English language and applied linguistics
Building on the study of English language undertaken in year one, your second year language modules provide the exciting opportunity for you to explore aspects of language use in the mind, in society and in literature.
Medieval languages and literatures
You can choose to pursue one or more of the medieval areas introduced in year one, or you can opt to study a new but related area. In all cases you will develop your understanding of language change and variety, registers, styles, modes and genres, as they appear in medieval texts, and become more expert in reading with reference to wider medieval cultures.
Drama and performance
Year two modules provide the opportunity to develop approaches from the first year by studying 20th and 21st-century theatre; by exploring key critical approaches to drama in theory and practice, and by focusing on a key period in the development of our nation’s theatre.
For a sample of typical modules from each area please see our single honours BA English listing
In your third year of study you will spend the academic year abroad in a Russian speaking country, you will be supported by our Year Abroad officer in preparation for this period in Year Two.
You have the option to undertake a study or a work placement, to be agreed in advance by the school. If you are taking a second Slavonic language, you will be able to divide your time to cover the countries of both languages.
Please see the Department of Russian and Slavonic Studies Year Abroad webpage
Serbian and Croatian 3
Covering advanced grammar of the literary and spoken languages you’ll have exercises in summarising texts in the target language, comprehension of both written and spoken material, translating from and into Serbian/Croatian, guided composition writing and oral presentations in the target language. You’ll spend around two hours per week in practical classes studying for this module
Serbian/Croatian for Business Purposes
The module is taught by a native-speaker and focuses on different registers of language. You’ll be introduced to the complexities of formal, semi-formal and informal communicative skills, with cultural and social factors influencing usage and consequences of wrong usage. You’ll spend two hours per week in practical classes involving extended role plays in which you’ll have to perform a variety of different linguistic tasks including writing business letters, report writing, minute taking, and simultaneous translation at meetings.
Slovene Translation and Comprehension
Covering basic knowledge of the Slovene language and grammar, this module develops your aural comprehension and oral communication skills which will enable you to translate simple texts from and into Slovene. The module is taught by a native speaker and you’ll spend two hours per week in practical classes supported by textbooks and additional materials.
Varieties of the Serbian/Croatian Languages
Taught by a native speaker through two hours of practical classes each week, this module allows you to develop your understanding of different varieties of language in the target culture particularly as they are manifested by different regional and social groups in relation to certain basic principles of sociolinguistic analysis.
The final year is when all the different strands of your teaching and learning experience as an undergraduate culminate in the opportunity to demonstrate and apply all the different kinds of skills you have acquired in researching a topic, extended analysis of specialist themes and areas, and in independent study.

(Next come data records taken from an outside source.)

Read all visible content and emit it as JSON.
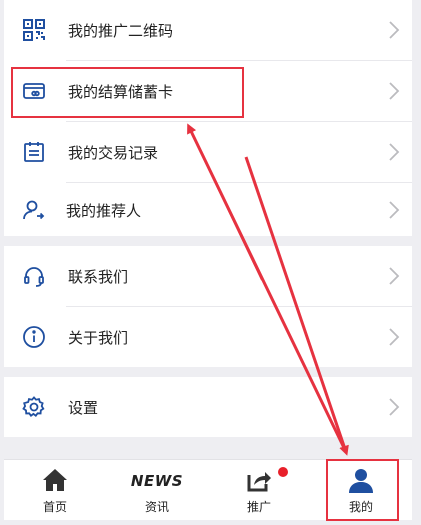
{
  "menu_items": [
    {
      "label": "我的推广二维码",
      "icon": "qr-code-icon"
    },
    {
      "label": "我的结算储蓄卡",
      "icon": "bank-card-icon"
    },
    {
      "label": "我的交易记录",
      "icon": "calendar-list-icon"
    },
    {
      "label": "我的推荐人",
      "icon": "referrer-icon"
    },
    {
      "label": "联系我们",
      "icon": "headset-icon"
    },
    {
      "label": "关于我们",
      "icon": "info-icon"
    },
    {
      "label": "设置",
      "icon": "settings-gear-icon"
    }
  ],
  "tabbar": {
    "home": "首页",
    "news_logo": "NEWS",
    "news": "资讯",
    "promote": "推广",
    "mine": "我的"
  },
  "colors": {
    "icon_blue": "#1f4fa0",
    "annotation_red": "#e63240",
    "badge_red": "#e8202a",
    "active_tab_blue": "#1f4fa0"
  }
}
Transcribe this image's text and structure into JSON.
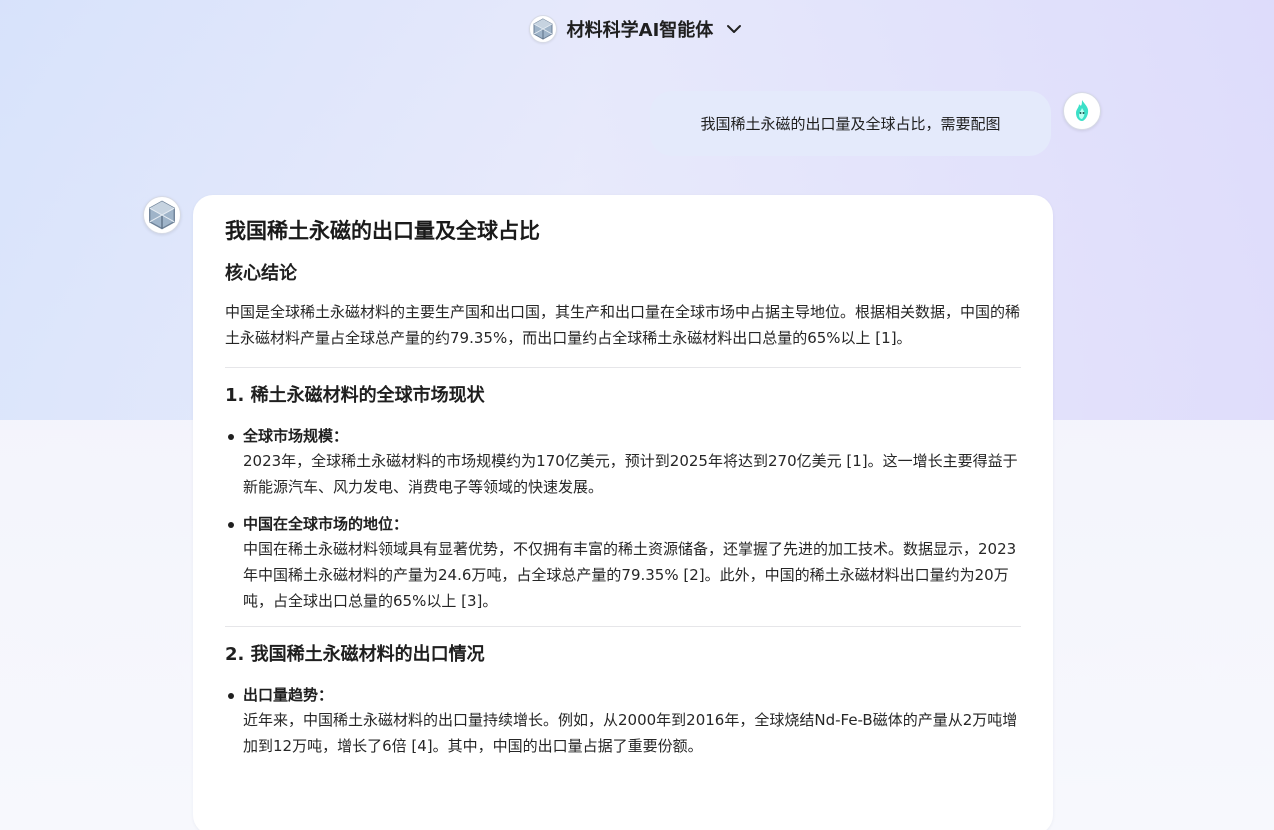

You will have the opportunity to study a range of authors, genres, linguistic approaches, and textual forms and contexts, in both national and international contexts, thinking about English in the broadest possible terms. You will also have the opportunity to specialise in areas for which you have developed genuine aptitude and passion during your undergraduate career.
A typical list of options available can be found on our single honours BA English listing